Can a Last Will and Testament Become Invalid Due to Its Age?
We all know what happens to bread if we keep it too long and don't finish the loaf - it becomes stale and can't be eaten, and so it has to be thrown into the garbage. But can the same thing happen to a Last Will and Testament - can a will become too old, making it stale and not worth probating, and so it has to be thrown away? Absolutely. Below is an example of how a will can become stale, rendering it a useless piece of paper that should be thrown into the garbage.
Let's say that Sam writes his will in 2000 and it provides for the following:
The will leaves Sam's entire estate equally to his friends, Bob and Pam.
The will states that if either Bob or Pam predeceases Sam, then his estate will go to the other, but the will doesn't say what happens if both Bob and Pam predecease Sam.
The will names Bob and Pam to serve as co-executors of Sam's estate.
Assume that Sam signs his will with the proper legal formalities required by his state of residence, Bob dies in 2001, Pam dies in 2010, and Sam dies in 2011 without changing his will. So what happens to Sam's estate?
Even though Sam's will is still a valid legal document at the time of his death, it will have absolutely no say in who will inherit Sam's estate. In other words, Sam's will has become a useless piece of paper since both Bob and Pam predeceased him. So instead of Sam's estate being distributed as dictated by him in his will, Sam's estate will be distributed under the intestacy laws of the state where he lived at the time of his death as well as the intestacy laws of any other states where he owned real estate at the time of his death.
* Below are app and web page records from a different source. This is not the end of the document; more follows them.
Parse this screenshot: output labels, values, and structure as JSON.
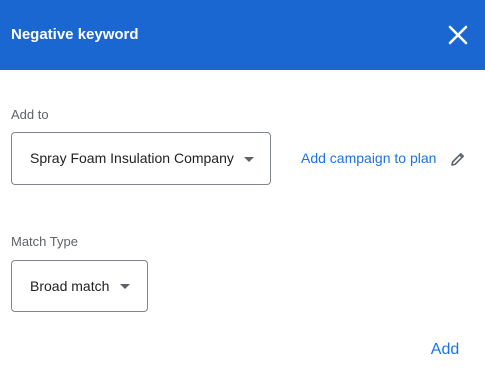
{
  "header": {
    "title": "Negative keyword",
    "close_icon": "close-icon",
    "background": "#1a67d2"
  },
  "add_to": {
    "label": "Add to",
    "selected": "Spray Foam Insulation Company",
    "link": "Add campaign to plan",
    "link_icon": "pencil-icon"
  },
  "match_type": {
    "label": "Match Type",
    "selected": "Broad match"
  },
  "actions": {
    "add_label": "Add"
  },
  "colors": {
    "accent": "#1a73e8",
    "label_gray": "#5f6368"
  }
}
The bottom line - a stale will is not any better than no will at all. If your will is more than a few years old, take it out of the drawer, read it, and make sure that it still makes sense today.